Owning Common Stock / by kevin murray

Approximately 47% of Americans own some common stock, usually through a retirement account of a particular mutual fund or funds, although you can also trade on the stock exchange for shares of common stock that appeal to you for one reason or another.  But what really does common stock represent?  I mean what is it that you are receiving for providing your hard-earned money to a mutual fund or for buying shares of Apple? 

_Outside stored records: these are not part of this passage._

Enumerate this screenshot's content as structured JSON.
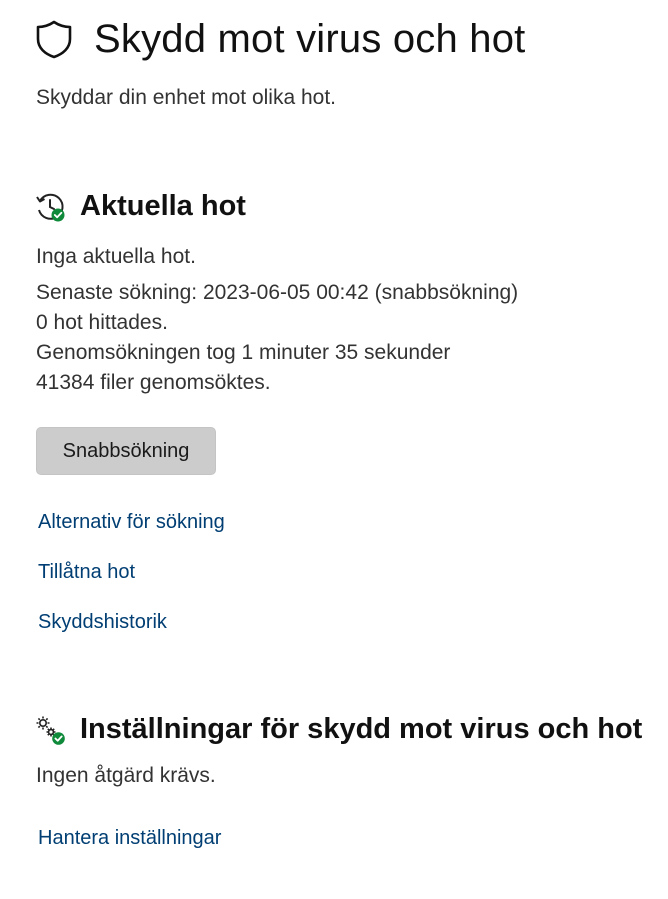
{
  "page": {
    "title": "Skydd mot virus och hot",
    "subtitle": "Skyddar din enhet mot olika hot."
  },
  "current_threats": {
    "title": "Aktuella hot",
    "status": "Inga aktuella hot.",
    "last_scan": "Senaste sökning: 2023-06-05 00:42 (snabbsökning)",
    "found": "0 hot hittades.",
    "duration": "Genomsökningen tog 1 minuter 35 sekunder",
    "files": "41384 filer genomsöktes.",
    "quick_scan_button": "Snabbsökning",
    "links": {
      "scan_options": "Alternativ för sökning",
      "allowed_threats": "Tillåtna hot",
      "protection_history": "Skyddshistorik"
    }
  },
  "settings": {
    "title": "Inställningar för skydd mot virus och hot",
    "status": "Ingen åtgärd krävs.",
    "manage_link": "Hantera inställningar"
  },
  "icons": {
    "header": "shield-icon",
    "threats": "history-check-icon",
    "settings": "gears-check-icon"
  },
  "colors": {
    "link": "#003e73",
    "status_ok": "#0f8a3a",
    "button_bg": "#cccccc"
  }
}
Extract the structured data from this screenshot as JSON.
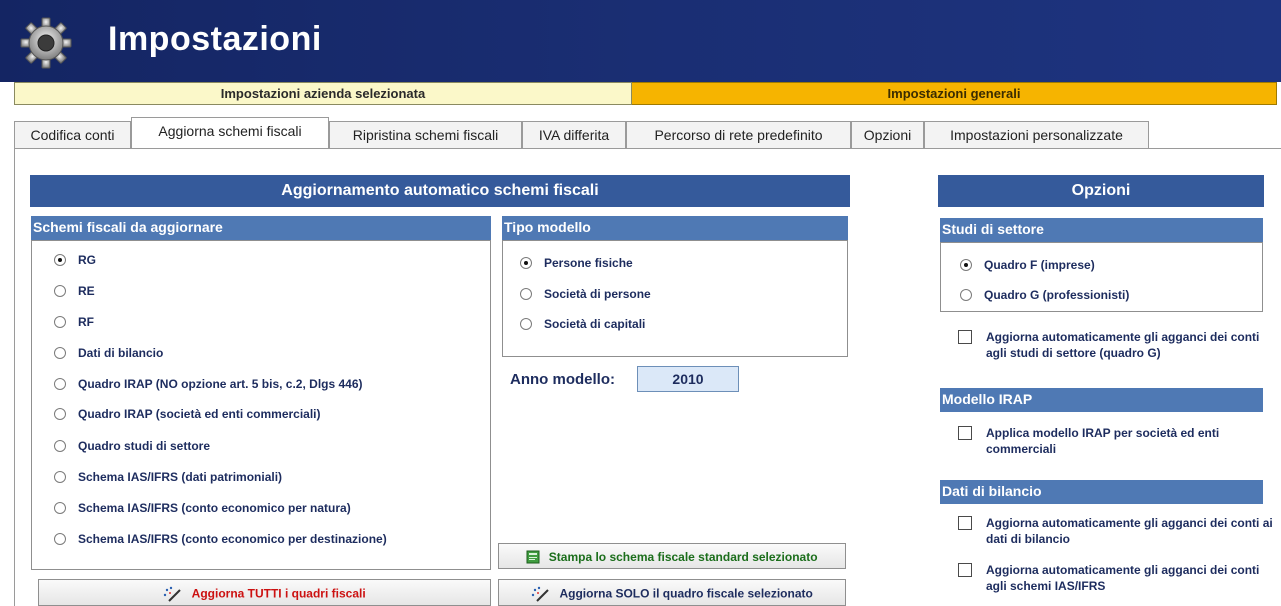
{
  "window": {
    "title": "Impostazioni",
    "icon": "gear-icon"
  },
  "modebar": {
    "company_settings": "Impostazioni azienda selezionata",
    "general_settings": "Impostazioni generali"
  },
  "tabs": [
    {
      "label": "Codifica conti"
    },
    {
      "label": "Aggiorna schemi fiscali",
      "active": true
    },
    {
      "label": "Ripristina schemi fiscali"
    },
    {
      "label": "IVA differita"
    },
    {
      "label": "Percorso di rete predefinito"
    },
    {
      "label": "Opzioni"
    },
    {
      "label": "Impostazioni personalizzate"
    }
  ],
  "main": {
    "banner": "Aggiornamento automatico schemi fiscali",
    "schemi": {
      "header": "Schemi fiscali da aggiornare",
      "items": [
        {
          "label": "RG",
          "selected": true
        },
        {
          "label": "RE",
          "selected": false
        },
        {
          "label": "RF",
          "selected": false
        },
        {
          "label": "Dati di bilancio",
          "selected": false
        },
        {
          "label": "Quadro IRAP (NO opzione art. 5 bis, c.2, Dlgs 446)",
          "selected": false
        },
        {
          "label": "Quadro IRAP (società ed enti commerciali)",
          "selected": false
        },
        {
          "label": "Quadro studi di settore",
          "selected": false
        },
        {
          "label": "Schema IAS/IFRS (dati patrimoniali)",
          "selected": false
        },
        {
          "label": "Schema IAS/IFRS (conto economico per natura)",
          "selected": false
        },
        {
          "label": "Schema IAS/IFRS (conto economico per destinazione)",
          "selected": false
        }
      ]
    },
    "tipo_modello": {
      "header": "Tipo modello",
      "items": [
        {
          "label": "Persone fisiche",
          "selected": true
        },
        {
          "label": "Società di persone",
          "selected": false
        },
        {
          "label": "Società di capitali",
          "selected": false
        }
      ]
    },
    "anno": {
      "label": "Anno modello:",
      "value": "2010"
    },
    "buttons": {
      "print_label": "Stampa lo schema fiscale standard selezionato",
      "update_all_label": "Aggiorna  TUTTI i quadri fiscali",
      "update_selected_label": "Aggiorna  SOLO il quadro fiscale selezionato"
    }
  },
  "options": {
    "banner": "Opzioni",
    "studi": {
      "header": "Studi di settore",
      "radios": [
        {
          "label": "Quadro F (imprese)",
          "selected": true
        },
        {
          "label": "Quadro G (professionisti)",
          "selected": false
        }
      ],
      "check": {
        "label": "Aggiorna automaticamente gli agganci dei conti agli studi di settore (quadro G)",
        "checked": false
      }
    },
    "irap": {
      "header": "Modello IRAP",
      "check": {
        "label": "Applica modello IRAP per società ed enti commerciali",
        "checked": false
      }
    },
    "bilancio": {
      "header": "Dati di bilancio",
      "checks": [
        {
          "label": "Aggiorna automaticamente gli agganci dei conti ai dati di bilancio",
          "checked": false
        },
        {
          "label": "Aggiorna automaticamente gli agganci dei conti agli schemi IAS/IFRS",
          "checked": false
        }
      ]
    }
  },
  "colors": {
    "title_bar": "#142563",
    "banner": "#355a9b",
    "section_header": "#4f79b4",
    "company_bar": "#fbf8c9",
    "general_bar": "#f6b400",
    "update_all_text": "#cc1111",
    "print_text": "#1b6e1b"
  }
}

First off, as you might expect, there are different types of stock, for instance, you might work for a company that issues you restricted stock, which typically means that until you have worked for that company for a certain number of months or years, that restricted stock is not available to you, because you have not accomplished the criteria for the restricted stock to be vested, but once vested, those restricted shares will become in essence the same as you owning common stock in said company and consequently material assets to you.  Additionally, there is preferred stock , as you might suspect just based on the name alone, preferred stock has more rights than common stock, such as the fact that in any insolvency of a company, it is the preferred stockholders that must be paid before any common stockholders receive a dime; additionally, whereas dividends are paid to common stockholders at the discretion of the board of directors to which they can increase or decrease or suspend the dividend, for preferred stockholders the dividend is paid regularly, and should that dividend be missed for any reason, because that dividend is guaranteed by the virtue of owning preferred stock, preferred stockholders will receive any mandated dividend payments before any dividends can be paid to common stockholders.

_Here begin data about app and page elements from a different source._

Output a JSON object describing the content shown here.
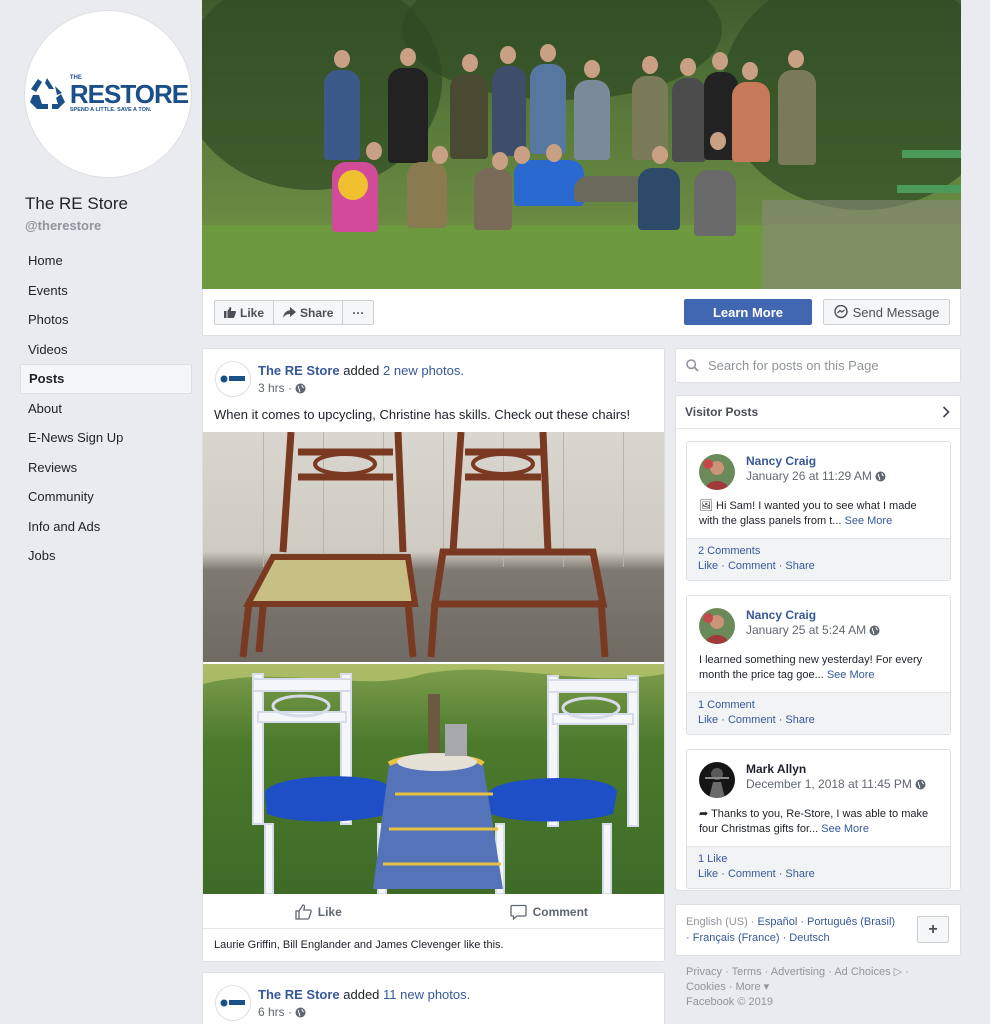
{
  "page": {
    "name": "The RE Store",
    "handle": "@therestore",
    "logo": {
      "the": "THE",
      "name": "RESTORE",
      "tagline": "SPEND A LITTLE. SAVE A TON."
    }
  },
  "nav": [
    "Home",
    "Events",
    "Photos",
    "Videos",
    "Posts",
    "About",
    "E-News Sign Up",
    "Reviews",
    "Community",
    "Info and Ads",
    "Jobs"
  ],
  "nav_active": "Posts",
  "actions": {
    "like": "Like",
    "share": "Share",
    "more": "···",
    "learn_more": "Learn More",
    "send_message": "Send Message"
  },
  "post": {
    "author": "The RE Store",
    "verb": "added",
    "object": "2 new photos.",
    "time": "3 hrs ·",
    "text": "When it comes to upcycling, Christine has skills. Check out these chairs!",
    "like": "Like",
    "comment": "Comment",
    "likers": "Laurie Griffin, Bill Englander and James Clevenger like this."
  },
  "post2": {
    "author": "The RE Store",
    "verb": "added",
    "object": "11 new photos.",
    "time": "6 hrs ·"
  },
  "search": {
    "placeholder": "Search for posts on this Page"
  },
  "visitor_posts": {
    "title": "Visitor Posts",
    "items": [
      {
        "name": "Nancy Craig",
        "time": "January 26 at 11:29 AM",
        "text": "🖼 Hi Sam! I wanted you to see what I made with the glass panels from t...",
        "see_more": "See More",
        "stat": "2 Comments",
        "actions": "Like · Comment · Share"
      },
      {
        "name": "Nancy Craig",
        "time": "January 25 at 5:24 AM",
        "text": "I learned something new yesterday! For every month the price tag goe...",
        "see_more": "See More",
        "stat": "1 Comment",
        "actions": "Like · Comment · Share"
      },
      {
        "name": "Mark Allyn",
        "time": "December 1, 2018 at 11:45 PM",
        "text": "➦ Thanks to you, Re-Store, I was able to make four Christmas gifts for...",
        "see_more": "See More",
        "stat": "1 Like",
        "actions": "Like · Comment · Share"
      }
    ]
  },
  "languages": {
    "current": "English (US) ·",
    "others_line1": "Español · Português (Brasil)",
    "others_line2": "· Français (France) · Deutsch",
    "plus": "+"
  },
  "footer": {
    "line1": "Privacy · Terms · Advertising · Ad Choices ▷ ·",
    "line2": "Cookies · More ▾",
    "line3": "Facebook © 2019"
  },
  "colors": {
    "brand": "#4267b2",
    "link": "#365899",
    "logo": "#1b4f8a",
    "background": "#e9ebee"
  }
}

Companies may also issue different classes of stock, to which one stock class "A" will have greater voting rights than another stock class "B".  Although both classes of stock will have the same claim upon the profits of the company and its dividend payments per share, having less of a voting right, usually substantially less at perhaps a 1:100 ratio, means that company insiders have typically majority control over the company's voting rights, and consequently means that they are never in a position to which their aggregate vote can be challenged by any outside parties, including especially the lower class stockholders.


So at the end of the day, what does the typical common stockholder really own, when he buys stock of a particular company?  He essentially owns the right to receive his just due from any dividends approved and issued by the Board of Directors of said company, voting rights per his ownership and share class status, typically the right to attend the corporation's annual shareholder meeting, also the right to a copy of the company's annual report, as well as the ability to trade in or out of the particular stock at his own volition.


So why buy shares of common stock in the first place?  Usually, this is done because there is a belief that said company will make more often than not a profit, demonstrate growth in sales, and issue dividends that in whole will push the stock price up so on an annual basis the overall return of your common stock will be at a greater rate or a better return than other investments that you could select such as CDs or bonds or real estate or whatever.